DECATUR — Visitors to Scovill Zoo this season will see a new bronze sculpture donated by the Howard G. Buffett Foundation.
The zoo, which opens at 9:30 Saturday, April 7, unveiled the $150,000 sculpture during a ceremony Friday morning. According to a news release from the Decatur Park District, the sculpture highlights the conservation efforts of rangers at Virunga National Park, a UNESCO world heritage site in the Democratic Republic of the Congo in central Africa.
Virunga and neighboring parks in Rwanda and Uganda are home to the world's remaining population of mountain gorillas, the release said. The sculpture depicts a gorilla and two park rangers, with a cross, helmet and a pair of boots sitting between them, Scovill Zoo director Ken Frye said Friday.
"It's a pretty dangerous job protecting life in the Congo," he said. "There's a sign on the sculpture that explains what it is and how dangerous the ranger's jobs are."
The private foundation of Macon County Sheriff Howard Buffett supports the efforts of park rangers to protect the habitat of the endangered mountain gorilla. Buffett, a multimillionaire who launched his foundation in 1999, is known worldwide as a philanthropist who specializes in helping the poorest of the poor, especially those who live in dangerous areas.
The sculpture was initially supposed to be installed in Africa after it was purchased by the Buffett Foundation, Frye said.

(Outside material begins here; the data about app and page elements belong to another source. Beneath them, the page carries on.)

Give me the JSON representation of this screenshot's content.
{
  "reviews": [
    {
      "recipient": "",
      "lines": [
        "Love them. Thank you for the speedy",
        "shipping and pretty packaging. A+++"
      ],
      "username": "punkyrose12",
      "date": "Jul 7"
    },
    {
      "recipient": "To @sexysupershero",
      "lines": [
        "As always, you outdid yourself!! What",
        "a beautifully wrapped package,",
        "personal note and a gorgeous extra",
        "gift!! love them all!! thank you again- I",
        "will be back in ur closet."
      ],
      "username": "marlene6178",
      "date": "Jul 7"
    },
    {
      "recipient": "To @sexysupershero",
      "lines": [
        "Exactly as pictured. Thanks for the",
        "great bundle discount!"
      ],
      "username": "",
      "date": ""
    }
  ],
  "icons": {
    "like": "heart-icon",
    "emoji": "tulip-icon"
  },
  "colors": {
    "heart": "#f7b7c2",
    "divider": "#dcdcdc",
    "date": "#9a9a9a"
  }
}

Further discussions led to Scovill Zoo being mentioned as a potential home for it, he said, and the zoo ultimately received it and installed it over the zoo's off-season.
Frye said the statue has been installed near the zoo's howler monkey exhibit, and can be seen outside of the zoo's fence as well.

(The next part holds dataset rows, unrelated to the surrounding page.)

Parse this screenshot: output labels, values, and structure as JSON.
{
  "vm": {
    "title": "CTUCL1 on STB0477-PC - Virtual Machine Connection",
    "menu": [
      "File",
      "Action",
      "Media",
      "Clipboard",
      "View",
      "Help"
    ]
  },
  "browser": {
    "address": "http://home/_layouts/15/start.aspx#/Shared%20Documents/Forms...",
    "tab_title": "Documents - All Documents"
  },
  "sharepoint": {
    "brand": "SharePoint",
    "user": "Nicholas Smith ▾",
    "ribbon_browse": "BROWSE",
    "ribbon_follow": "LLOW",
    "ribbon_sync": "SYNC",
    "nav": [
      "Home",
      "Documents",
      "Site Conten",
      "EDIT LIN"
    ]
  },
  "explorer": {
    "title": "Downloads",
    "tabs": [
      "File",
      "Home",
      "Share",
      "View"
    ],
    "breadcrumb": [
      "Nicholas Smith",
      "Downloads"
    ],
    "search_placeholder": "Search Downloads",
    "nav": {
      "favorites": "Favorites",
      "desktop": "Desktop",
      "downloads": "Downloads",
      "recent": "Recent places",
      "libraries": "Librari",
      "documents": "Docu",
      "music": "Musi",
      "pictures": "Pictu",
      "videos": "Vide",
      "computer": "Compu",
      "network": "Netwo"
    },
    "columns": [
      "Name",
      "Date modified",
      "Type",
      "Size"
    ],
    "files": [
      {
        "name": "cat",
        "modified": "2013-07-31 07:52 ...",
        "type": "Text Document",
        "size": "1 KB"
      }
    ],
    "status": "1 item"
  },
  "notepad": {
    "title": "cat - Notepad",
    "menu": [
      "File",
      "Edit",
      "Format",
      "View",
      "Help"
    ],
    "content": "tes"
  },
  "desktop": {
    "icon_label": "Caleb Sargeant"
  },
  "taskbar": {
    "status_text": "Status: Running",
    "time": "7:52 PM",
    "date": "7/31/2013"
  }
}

Frye said animal conservation remains a strong focus for the zoo, so the statue is a good representative both of its efforts and the efforts of other zoos accredited by the Association of Zoos and Aquariums.
"It's our job to help out with the conservation in the wild," he said. "We look forward to the hundreds and thousands of people who will come out to the zoo this season and make it a busy place to learn about animals."